The Philippine Amusement and Gaming Corporation (PAGCor) used an official Tuesday press release to detail that the lucrative dispersal comes after it suspended a range of revenue-sharing agreements with these communities early last year following the appearance of the coronavirus pandemic. The state-run organization, which also serves as the casino regulator for the Asian nation, went on to declare that its own bottom line was then significantly hurt by a temporary nationwide shutdown as well as the subsequent re-opening of its venues under ‘limited operating capacity’ restrictions.
PAGCor had been responsible for running some 19,900 slots alongside over 2,000 gaming tables via an estate of eight Casino Filipino-branded facilities and a chain of about 30 satellite properties spread all across the Philippines. The operator stated that the coming financial aid should help to ‘cushion the impact of the pandemic on the local economy’ and allow these host communities to carry on funding a range of area health, infrastructure and educational programs.
Andrea Domingo serves as the Chairman and Chief Executive Officer for PAGCor and she used the press release to pronounce that her organization resumed honoring its earlier revenue-sharing commitments in January for those communities featuring a re-opened venue that was meeting ‘the minimum target’ or operating ‘at break-even at least.’
Read a statement from Domingo…
“With the approved grant of $680,500, our host cities will be able to receive financial support that is almost equivalent to their host city share allocation under full operational capacity.”
PAGCor furthermore used the press release to divulge that the four years up to the local appearance of the coronavirus pandemic in March of 2020 had seen it disperse more than $37.85 million to communities hosting one of its Casino Filipino-branded facilities. It asserted that these beneficiaries had included the cities of Manila, Davao and Cavite in addition to the largely rural provinces of Ilocos Norte, Negros Occidental and Iloilo.
Domingo’s statement read…

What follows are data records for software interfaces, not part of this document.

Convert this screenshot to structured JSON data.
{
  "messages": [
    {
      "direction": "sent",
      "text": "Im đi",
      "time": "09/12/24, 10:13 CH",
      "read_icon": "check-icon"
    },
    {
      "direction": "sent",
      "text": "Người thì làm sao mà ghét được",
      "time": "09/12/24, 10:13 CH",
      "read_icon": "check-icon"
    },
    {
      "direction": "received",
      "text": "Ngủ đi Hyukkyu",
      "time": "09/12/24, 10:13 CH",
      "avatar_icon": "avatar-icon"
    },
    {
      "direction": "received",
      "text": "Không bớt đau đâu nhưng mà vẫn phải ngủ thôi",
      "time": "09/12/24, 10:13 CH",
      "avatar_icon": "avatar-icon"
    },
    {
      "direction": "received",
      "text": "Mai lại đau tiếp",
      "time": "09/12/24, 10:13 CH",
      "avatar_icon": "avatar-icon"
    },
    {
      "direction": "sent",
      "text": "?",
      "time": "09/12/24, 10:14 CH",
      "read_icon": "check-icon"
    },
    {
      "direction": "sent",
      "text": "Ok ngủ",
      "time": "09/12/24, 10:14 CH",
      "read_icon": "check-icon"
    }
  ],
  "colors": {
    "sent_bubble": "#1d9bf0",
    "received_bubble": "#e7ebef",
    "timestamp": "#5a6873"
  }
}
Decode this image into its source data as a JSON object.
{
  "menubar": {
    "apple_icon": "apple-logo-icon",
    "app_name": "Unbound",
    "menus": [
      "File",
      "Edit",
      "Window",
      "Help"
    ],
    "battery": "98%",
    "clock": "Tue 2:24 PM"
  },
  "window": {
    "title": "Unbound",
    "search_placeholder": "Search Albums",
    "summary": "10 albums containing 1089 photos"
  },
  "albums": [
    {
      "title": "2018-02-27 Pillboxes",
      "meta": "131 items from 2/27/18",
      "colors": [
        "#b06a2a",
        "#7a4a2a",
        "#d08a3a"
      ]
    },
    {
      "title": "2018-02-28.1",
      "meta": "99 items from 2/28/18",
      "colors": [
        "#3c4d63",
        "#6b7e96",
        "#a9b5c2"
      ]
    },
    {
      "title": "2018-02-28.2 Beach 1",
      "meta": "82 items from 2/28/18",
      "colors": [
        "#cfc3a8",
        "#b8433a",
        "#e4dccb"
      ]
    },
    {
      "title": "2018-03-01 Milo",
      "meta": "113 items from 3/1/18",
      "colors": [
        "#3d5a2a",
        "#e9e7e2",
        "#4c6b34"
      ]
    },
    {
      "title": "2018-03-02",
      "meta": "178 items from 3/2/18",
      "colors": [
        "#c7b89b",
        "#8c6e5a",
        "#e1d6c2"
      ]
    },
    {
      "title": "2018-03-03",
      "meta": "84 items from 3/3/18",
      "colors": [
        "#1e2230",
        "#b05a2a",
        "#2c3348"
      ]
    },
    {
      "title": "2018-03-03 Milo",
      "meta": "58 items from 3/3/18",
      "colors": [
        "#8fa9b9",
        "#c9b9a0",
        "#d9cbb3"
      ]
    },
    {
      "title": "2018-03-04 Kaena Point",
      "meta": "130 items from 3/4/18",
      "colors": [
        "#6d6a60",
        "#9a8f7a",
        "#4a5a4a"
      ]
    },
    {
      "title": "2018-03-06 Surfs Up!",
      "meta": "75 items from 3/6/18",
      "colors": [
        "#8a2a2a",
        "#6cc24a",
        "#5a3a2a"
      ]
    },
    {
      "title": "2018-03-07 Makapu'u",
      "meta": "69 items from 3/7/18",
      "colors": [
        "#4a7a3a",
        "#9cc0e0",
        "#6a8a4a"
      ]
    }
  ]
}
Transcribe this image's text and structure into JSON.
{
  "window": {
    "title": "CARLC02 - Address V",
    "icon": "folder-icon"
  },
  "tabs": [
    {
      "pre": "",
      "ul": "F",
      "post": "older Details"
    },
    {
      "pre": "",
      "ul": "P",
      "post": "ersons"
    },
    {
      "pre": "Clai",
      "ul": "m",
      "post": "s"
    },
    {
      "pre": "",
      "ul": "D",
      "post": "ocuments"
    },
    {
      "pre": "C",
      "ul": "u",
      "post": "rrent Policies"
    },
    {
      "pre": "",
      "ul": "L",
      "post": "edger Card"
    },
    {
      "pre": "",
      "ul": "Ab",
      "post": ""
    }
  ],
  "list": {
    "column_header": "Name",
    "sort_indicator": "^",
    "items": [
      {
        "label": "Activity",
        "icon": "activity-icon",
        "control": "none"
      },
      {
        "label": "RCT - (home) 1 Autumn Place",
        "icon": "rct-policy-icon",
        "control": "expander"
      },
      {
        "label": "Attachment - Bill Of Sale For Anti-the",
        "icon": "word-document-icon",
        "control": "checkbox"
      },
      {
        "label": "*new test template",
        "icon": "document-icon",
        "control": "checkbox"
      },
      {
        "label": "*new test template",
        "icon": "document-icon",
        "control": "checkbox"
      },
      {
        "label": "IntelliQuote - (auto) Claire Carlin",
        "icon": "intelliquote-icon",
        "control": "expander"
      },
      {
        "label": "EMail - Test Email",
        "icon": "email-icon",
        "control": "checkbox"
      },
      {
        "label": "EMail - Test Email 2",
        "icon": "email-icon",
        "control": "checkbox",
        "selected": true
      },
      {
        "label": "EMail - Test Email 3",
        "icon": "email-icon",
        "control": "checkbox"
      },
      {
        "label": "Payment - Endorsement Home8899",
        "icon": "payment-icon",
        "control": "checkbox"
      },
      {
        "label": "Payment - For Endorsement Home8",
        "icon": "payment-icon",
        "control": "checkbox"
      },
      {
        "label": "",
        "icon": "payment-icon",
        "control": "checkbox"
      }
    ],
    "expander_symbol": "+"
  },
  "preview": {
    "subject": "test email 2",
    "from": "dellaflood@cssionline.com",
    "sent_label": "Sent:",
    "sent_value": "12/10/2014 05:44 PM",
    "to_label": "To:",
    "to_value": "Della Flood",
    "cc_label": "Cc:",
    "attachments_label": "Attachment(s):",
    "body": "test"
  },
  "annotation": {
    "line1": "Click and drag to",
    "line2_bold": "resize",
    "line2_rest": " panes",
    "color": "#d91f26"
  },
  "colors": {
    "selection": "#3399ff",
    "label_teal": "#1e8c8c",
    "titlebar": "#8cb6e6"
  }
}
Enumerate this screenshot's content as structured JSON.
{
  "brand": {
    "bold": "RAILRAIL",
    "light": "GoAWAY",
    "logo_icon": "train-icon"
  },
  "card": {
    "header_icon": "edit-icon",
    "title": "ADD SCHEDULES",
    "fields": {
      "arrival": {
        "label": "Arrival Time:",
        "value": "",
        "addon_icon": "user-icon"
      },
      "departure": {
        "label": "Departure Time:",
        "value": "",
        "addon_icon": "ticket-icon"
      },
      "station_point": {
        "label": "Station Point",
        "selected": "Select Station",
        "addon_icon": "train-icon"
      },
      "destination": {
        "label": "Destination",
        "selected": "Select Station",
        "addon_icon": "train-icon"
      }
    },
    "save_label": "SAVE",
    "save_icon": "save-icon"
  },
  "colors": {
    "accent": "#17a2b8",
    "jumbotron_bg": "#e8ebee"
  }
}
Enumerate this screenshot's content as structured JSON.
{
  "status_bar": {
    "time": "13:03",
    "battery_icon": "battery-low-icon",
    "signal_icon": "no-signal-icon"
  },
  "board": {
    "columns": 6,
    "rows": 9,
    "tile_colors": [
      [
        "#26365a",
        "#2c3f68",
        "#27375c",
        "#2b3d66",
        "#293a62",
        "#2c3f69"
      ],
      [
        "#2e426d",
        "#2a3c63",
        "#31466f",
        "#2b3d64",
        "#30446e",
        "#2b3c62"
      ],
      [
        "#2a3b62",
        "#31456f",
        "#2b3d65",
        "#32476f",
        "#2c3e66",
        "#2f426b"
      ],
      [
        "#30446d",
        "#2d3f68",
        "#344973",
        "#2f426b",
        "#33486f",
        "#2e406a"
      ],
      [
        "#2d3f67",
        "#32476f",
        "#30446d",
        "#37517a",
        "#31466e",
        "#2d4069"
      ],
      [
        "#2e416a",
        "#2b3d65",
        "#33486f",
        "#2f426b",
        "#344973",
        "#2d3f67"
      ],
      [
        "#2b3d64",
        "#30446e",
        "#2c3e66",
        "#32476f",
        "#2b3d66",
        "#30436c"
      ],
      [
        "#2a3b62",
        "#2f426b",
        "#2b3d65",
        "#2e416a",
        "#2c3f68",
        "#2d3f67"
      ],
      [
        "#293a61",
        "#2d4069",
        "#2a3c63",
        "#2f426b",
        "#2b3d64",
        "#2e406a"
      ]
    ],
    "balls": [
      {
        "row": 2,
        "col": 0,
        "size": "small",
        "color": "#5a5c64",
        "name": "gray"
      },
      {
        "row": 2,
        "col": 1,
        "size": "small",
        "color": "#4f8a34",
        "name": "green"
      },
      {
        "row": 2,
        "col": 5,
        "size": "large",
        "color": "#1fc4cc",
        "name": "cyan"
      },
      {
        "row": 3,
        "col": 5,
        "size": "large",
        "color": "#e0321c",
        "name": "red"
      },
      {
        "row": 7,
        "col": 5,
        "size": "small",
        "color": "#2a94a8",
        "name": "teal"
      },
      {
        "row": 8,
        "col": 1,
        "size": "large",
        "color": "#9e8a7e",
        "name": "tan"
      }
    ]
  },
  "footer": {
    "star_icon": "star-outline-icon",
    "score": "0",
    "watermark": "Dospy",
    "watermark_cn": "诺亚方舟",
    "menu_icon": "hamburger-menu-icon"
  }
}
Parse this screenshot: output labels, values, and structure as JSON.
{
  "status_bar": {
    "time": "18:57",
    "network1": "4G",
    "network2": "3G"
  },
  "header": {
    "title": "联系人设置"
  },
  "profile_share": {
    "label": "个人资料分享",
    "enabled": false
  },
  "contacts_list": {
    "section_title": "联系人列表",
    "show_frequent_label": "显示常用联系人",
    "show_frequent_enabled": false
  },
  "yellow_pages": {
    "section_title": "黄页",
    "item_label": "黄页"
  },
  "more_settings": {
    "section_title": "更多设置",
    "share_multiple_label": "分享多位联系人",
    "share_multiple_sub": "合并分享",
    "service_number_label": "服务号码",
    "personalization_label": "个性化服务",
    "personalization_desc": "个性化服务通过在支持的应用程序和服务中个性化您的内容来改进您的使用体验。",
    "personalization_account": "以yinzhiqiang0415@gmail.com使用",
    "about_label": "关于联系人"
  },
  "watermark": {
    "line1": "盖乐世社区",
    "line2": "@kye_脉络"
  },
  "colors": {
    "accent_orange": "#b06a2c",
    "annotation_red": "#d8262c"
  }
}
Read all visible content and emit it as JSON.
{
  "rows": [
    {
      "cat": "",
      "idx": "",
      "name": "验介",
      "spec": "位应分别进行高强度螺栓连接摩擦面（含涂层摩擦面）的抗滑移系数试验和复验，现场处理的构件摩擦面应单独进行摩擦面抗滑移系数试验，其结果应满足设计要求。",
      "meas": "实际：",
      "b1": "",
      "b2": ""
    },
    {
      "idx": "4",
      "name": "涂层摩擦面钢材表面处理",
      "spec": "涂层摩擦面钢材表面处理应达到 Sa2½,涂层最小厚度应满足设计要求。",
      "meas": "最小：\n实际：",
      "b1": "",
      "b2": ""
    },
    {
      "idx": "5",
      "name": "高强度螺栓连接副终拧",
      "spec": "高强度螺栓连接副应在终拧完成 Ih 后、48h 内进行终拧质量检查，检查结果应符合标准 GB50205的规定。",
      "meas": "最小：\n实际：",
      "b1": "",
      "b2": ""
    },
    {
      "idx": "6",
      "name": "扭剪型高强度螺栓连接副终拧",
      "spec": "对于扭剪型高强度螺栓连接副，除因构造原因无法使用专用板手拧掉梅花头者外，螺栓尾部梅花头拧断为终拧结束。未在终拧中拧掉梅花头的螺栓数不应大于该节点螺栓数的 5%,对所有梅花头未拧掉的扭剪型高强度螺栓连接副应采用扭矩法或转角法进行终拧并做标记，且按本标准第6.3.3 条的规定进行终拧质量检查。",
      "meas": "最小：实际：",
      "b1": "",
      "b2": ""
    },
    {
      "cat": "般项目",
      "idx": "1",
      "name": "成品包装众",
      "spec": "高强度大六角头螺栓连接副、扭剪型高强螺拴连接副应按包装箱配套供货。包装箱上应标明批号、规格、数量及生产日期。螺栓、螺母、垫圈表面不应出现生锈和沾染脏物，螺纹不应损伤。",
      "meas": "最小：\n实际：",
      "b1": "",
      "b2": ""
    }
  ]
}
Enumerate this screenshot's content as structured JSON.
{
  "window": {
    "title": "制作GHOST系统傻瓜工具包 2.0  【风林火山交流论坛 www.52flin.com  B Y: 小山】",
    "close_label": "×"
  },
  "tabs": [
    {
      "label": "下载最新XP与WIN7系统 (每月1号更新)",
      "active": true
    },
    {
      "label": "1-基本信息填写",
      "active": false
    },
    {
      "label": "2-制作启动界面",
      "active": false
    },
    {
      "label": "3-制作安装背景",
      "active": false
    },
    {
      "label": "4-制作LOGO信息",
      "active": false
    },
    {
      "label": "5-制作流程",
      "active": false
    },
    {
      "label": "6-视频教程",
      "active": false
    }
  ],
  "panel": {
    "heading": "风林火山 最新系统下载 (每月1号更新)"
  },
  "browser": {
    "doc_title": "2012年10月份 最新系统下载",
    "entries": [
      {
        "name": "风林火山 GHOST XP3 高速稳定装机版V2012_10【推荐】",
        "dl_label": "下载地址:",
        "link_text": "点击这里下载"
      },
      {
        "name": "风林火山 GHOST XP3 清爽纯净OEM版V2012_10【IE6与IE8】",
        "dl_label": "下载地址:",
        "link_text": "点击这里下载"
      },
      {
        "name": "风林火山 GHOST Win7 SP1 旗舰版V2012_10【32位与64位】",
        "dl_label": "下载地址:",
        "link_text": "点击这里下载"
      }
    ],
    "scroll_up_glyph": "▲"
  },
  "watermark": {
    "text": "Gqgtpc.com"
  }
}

“PAGCor is able to produce revenues that help to boost community development projects by regulating gaming and preventing the proliferation of illegal gambling in the Philippines. Through this sharing, many cities that host a Casino Filipino branch were able to fund sustainable programs such as water filtering systems in their public schools or funding for disaster response initiatives.”